Work to complete -> Collect all lines below with the string "appdata".
++++++++++++++++++++
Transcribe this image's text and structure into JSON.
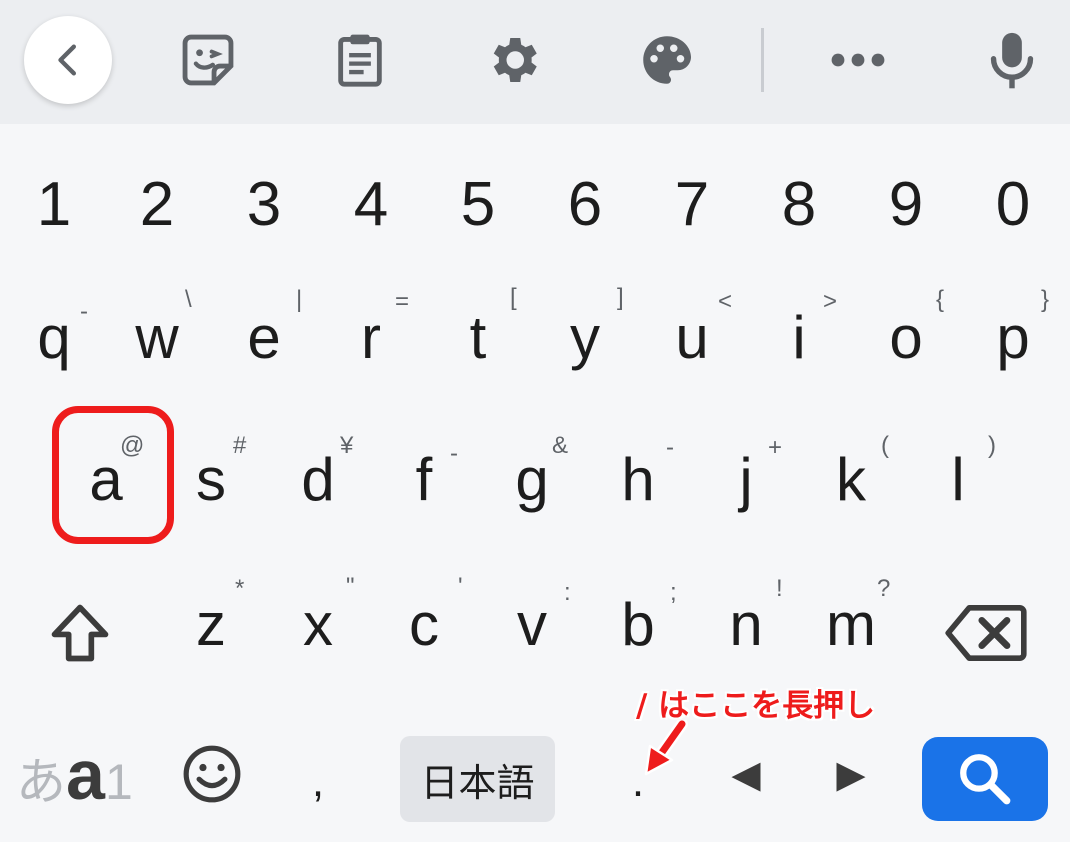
{
  "toolbar": {
    "icons": [
      "chevron-left-icon",
      "sticker-icon",
      "clipboard-icon",
      "gear-icon",
      "palette-icon",
      "more-horizontal-icon",
      "microphone-icon"
    ]
  },
  "keyboard": {
    "numbers": [
      "1",
      "2",
      "3",
      "4",
      "5",
      "6",
      "7",
      "8",
      "9",
      "0"
    ],
    "row1": [
      {
        "key": "q",
        "hint": "-"
      },
      {
        "key": "w",
        "hint": "\\"
      },
      {
        "key": "e",
        "hint": "|"
      },
      {
        "key": "r",
        "hint": "="
      },
      {
        "key": "t",
        "hint": "["
      },
      {
        "key": "y",
        "hint": "]"
      },
      {
        "key": "u",
        "hint": "<"
      },
      {
        "key": "i",
        "hint": ">"
      },
      {
        "key": "o",
        "hint": "{"
      },
      {
        "key": "p",
        "hint": "}"
      }
    ],
    "row2": [
      {
        "key": "a",
        "hint": "@"
      },
      {
        "key": "s",
        "hint": "#"
      },
      {
        "key": "d",
        "hint": "¥"
      },
      {
        "key": "f",
        "hint": "-"
      },
      {
        "key": "g",
        "hint": "&"
      },
      {
        "key": "h",
        "hint": "-"
      },
      {
        "key": "j",
        "hint": "+"
      },
      {
        "key": "k",
        "hint": "("
      },
      {
        "key": "l",
        "hint": ")"
      }
    ],
    "row3": [
      {
        "key": "z",
        "hint": "*"
      },
      {
        "key": "x",
        "hint": "\""
      },
      {
        "key": "c",
        "hint": "'"
      },
      {
        "key": "v",
        "hint": ":"
      },
      {
        "key": "b",
        "hint": ";"
      },
      {
        "key": "n",
        "hint": "!"
      },
      {
        "key": "m",
        "hint": "?"
      }
    ],
    "bottom": {
      "mode_hiragana": "あ",
      "mode_alpha": "a",
      "mode_number": "1",
      "comma": ",",
      "language": "日本語",
      "period": ".",
      "left_arrow": "◀",
      "right_arrow": "▶"
    }
  },
  "annotation": {
    "text": "/ はここを長押し",
    "color": "#ee1c1c"
  },
  "colors": {
    "accent": "#1a73e8",
    "highlight": "#ee1c1c",
    "icon": "#5f6368"
  }
}
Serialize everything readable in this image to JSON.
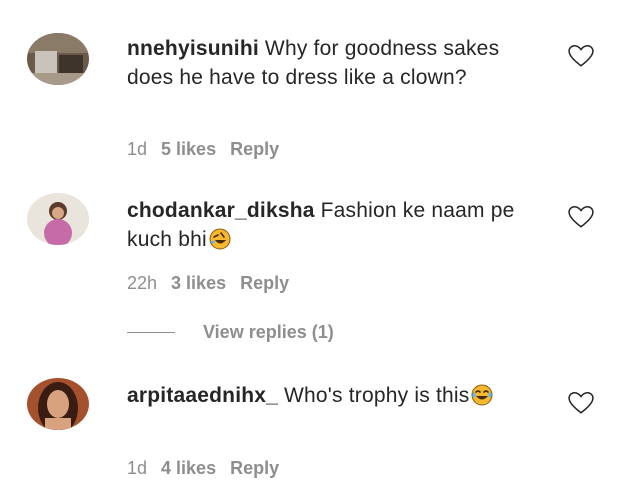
{
  "comments": [
    {
      "username": "nnehyisunihi",
      "text": "Why for goodness sakes does he have to dress like a clown?",
      "emoji": "",
      "time": "1d",
      "likes": "5 likes",
      "reply": "Reply"
    },
    {
      "username": "chodankar_diksha",
      "text": "Fashion ke naam pe kuch bhi",
      "emoji": "rolling-on-floor-laughing-icon",
      "time": "22h",
      "likes": "3 likes",
      "reply": "Reply"
    },
    {
      "username": "arpitaaednihx_",
      "text": "Who's trophy is this",
      "emoji": "tears-of-joy-icon",
      "time": "1d",
      "likes": "4 likes",
      "reply": "Reply"
    }
  ],
  "view_replies": "View replies (1)",
  "colors": {
    "text": "#262626",
    "meta": "#8e8e8e",
    "emoji": "#f5b82e"
  }
}
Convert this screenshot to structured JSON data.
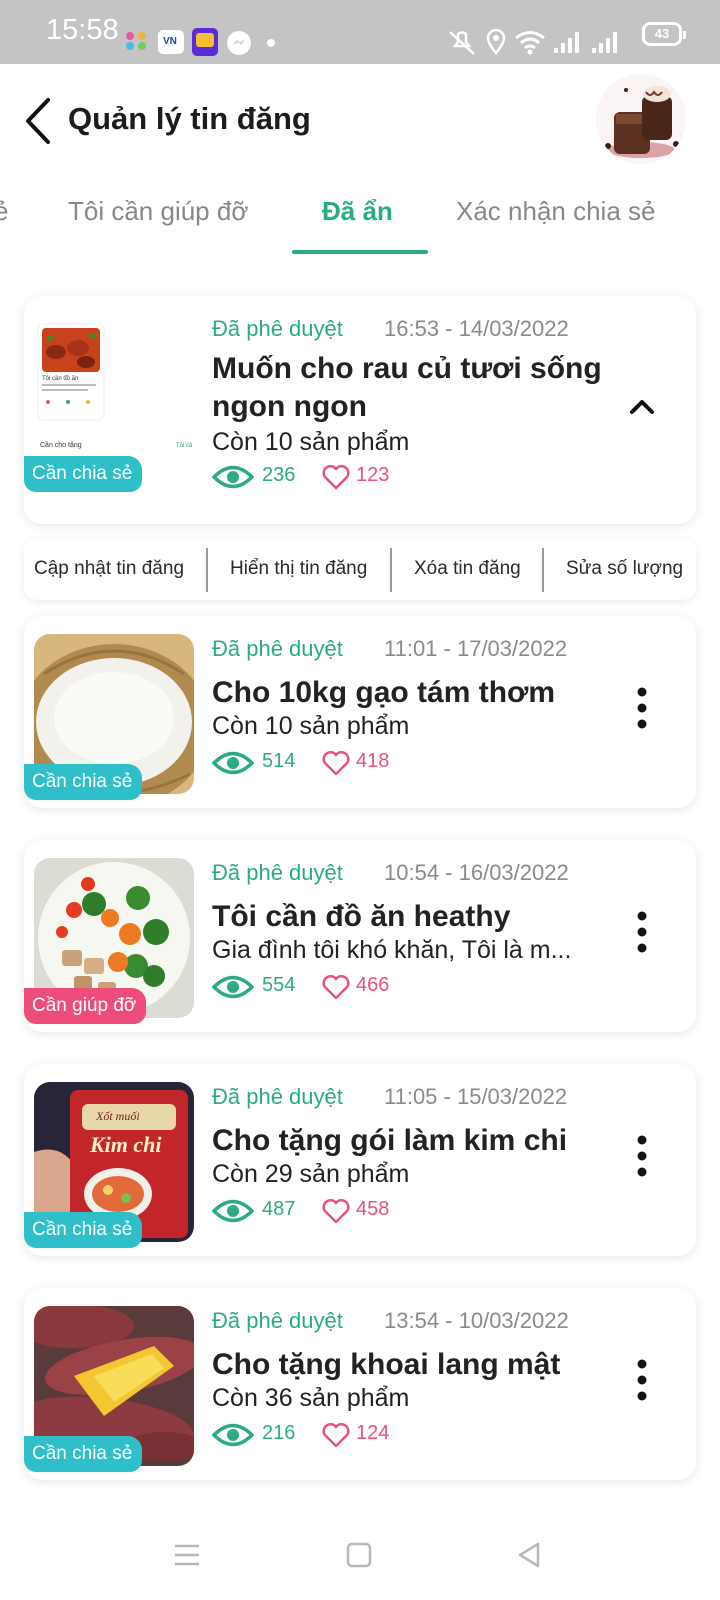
{
  "status_bar": {
    "time": "15:58",
    "battery": "43",
    "left_icons": [
      "app-notification-icon",
      "vn-app-icon",
      "tv-app-icon",
      "messenger-icon",
      "dot-icon"
    ],
    "right_icons": [
      "mute-vibrate-icon",
      "location-icon",
      "wifi-icon",
      "signal-icon",
      "signal-icon"
    ]
  },
  "header": {
    "title": "Quản lý tin đăng",
    "back_icon": "chevron-left-icon",
    "avatar_icon": "chocolate-drink-avatar"
  },
  "tabs": {
    "items": [
      {
        "label": "ẻ"
      },
      {
        "label": "Tôi cần giúp đỡ"
      },
      {
        "label": "Đã ẩn",
        "active": true
      },
      {
        "label": "Xác nhận chia sẻ"
      }
    ]
  },
  "posts": [
    {
      "status": "Đã phê duyệt",
      "date": "16:53 - 14/03/2022",
      "title": "Muốn cho rau củ tươi sống ngon ngon",
      "subtitle": "Còn 10 sản phẩm",
      "views": "236",
      "likes": "123",
      "badge": "Cần chia sẻ",
      "expanded": true,
      "thumb_texts": [
        "Tôi cần đồ ăn",
        "Gia đình tôi khó khăn. Tôi không đủ sức để lo đồ ăn cho...",
        "Cần cho tặng",
        "Tôi cả"
      ]
    },
    {
      "status": "Đã phê duyệt",
      "date": "11:01 - 17/03/2022",
      "title": "Cho 10kg gạo tám thơm",
      "subtitle": "Còn 10 sản phẩm",
      "views": "514",
      "likes": "418",
      "badge": "Cần chia sẻ"
    },
    {
      "status": "Đã phê duyệt",
      "date": "10:54 - 16/03/2022",
      "title": "Tôi cần đồ ăn heathy",
      "subtitle": "Gia đình tôi khó khăn, Tôi là m...",
      "views": "554",
      "likes": "466",
      "badge": "Cần giúp đỡ"
    },
    {
      "status": "Đã phê duyệt",
      "date": "11:05 - 15/03/2022",
      "title": "Cho tặng gói làm kim chi",
      "subtitle": "Còn 29 sản phẩm",
      "views": "487",
      "likes": "458",
      "badge": "Cần chia sẻ",
      "thumb_texts": [
        "Xốt muối",
        "Kim chi"
      ]
    },
    {
      "status": "Đã phê duyệt",
      "date": "13:54 - 10/03/2022",
      "title": "Cho tặng khoai lang mật",
      "subtitle": "Còn 36 sản phẩm",
      "views": "216",
      "likes": "124",
      "badge": "Cần chia sẻ"
    }
  ],
  "actions": {
    "update": "Cập nhật tin đăng",
    "show": "Hiển thị tin đăng",
    "delete": "Xóa tin đăng",
    "edit_quantity": "Sửa số lượng"
  },
  "colors": {
    "accent": "#2bab84",
    "likes": "#e9507a",
    "badge_share": "#2ebfc8",
    "badge_help": "#ee4c7a",
    "status_bar": "#c4c4c4"
  },
  "nav_bar": {
    "icons": [
      "recent-apps-icon",
      "home-icon",
      "back-triangle-icon"
    ]
  }
}
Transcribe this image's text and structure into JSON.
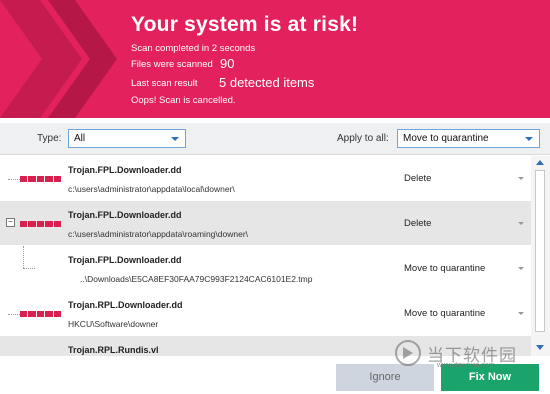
{
  "header": {
    "title": "Your system is at risk!",
    "scan_completed": "Scan completed in 2 seconds",
    "files_scanned_label": "Files were scanned",
    "files_scanned_value": "90",
    "last_result_label": "Last scan result",
    "last_result_value": "5 detected items",
    "cancel_message": "Oops! Scan is cancelled.",
    "accent_color": "#e2215d"
  },
  "filter": {
    "type_label": "Type:",
    "type_value": "All",
    "apply_label": "Apply to all:",
    "apply_value": "Move to quarantine"
  },
  "items": [
    {
      "name": "Trojan.FPL.Downloader.dd",
      "path": "c:\\users\\administrator\\appdata\\local\\downer\\",
      "action": "Delete"
    },
    {
      "name": "Trojan.FPL.Downloader.dd",
      "path": "c:\\users\\administrator\\appdata\\roaming\\downer\\",
      "action": "Delete",
      "expander": "−"
    },
    {
      "name": "Trojan.FPL.Downloader.dd",
      "path": "..\\Downloads\\E5CA8EF30FAA79C993F2124CAC6101E2.tmp",
      "action": "Move to quarantine"
    },
    {
      "name": "Trojan.RPL.Downloader.dd",
      "path": "HKCU\\Software\\downer",
      "action": "Move to quarantine"
    },
    {
      "name": "Trojan.RPL.Rundis.vl",
      "path": "",
      "action": ""
    }
  ],
  "footer": {
    "ignore_label": "Ignore",
    "fix_label": "Fix Now"
  },
  "watermark": {
    "text": "当下软件园",
    "sub": "www.downxia.com"
  }
}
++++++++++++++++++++
Solution to this exercise ->
      "path": "c:\\users\\administrator\\appdata\\local\\downer\\",
      "path": "c:\\users\\administrator\\appdata\\roaming\\downer\\",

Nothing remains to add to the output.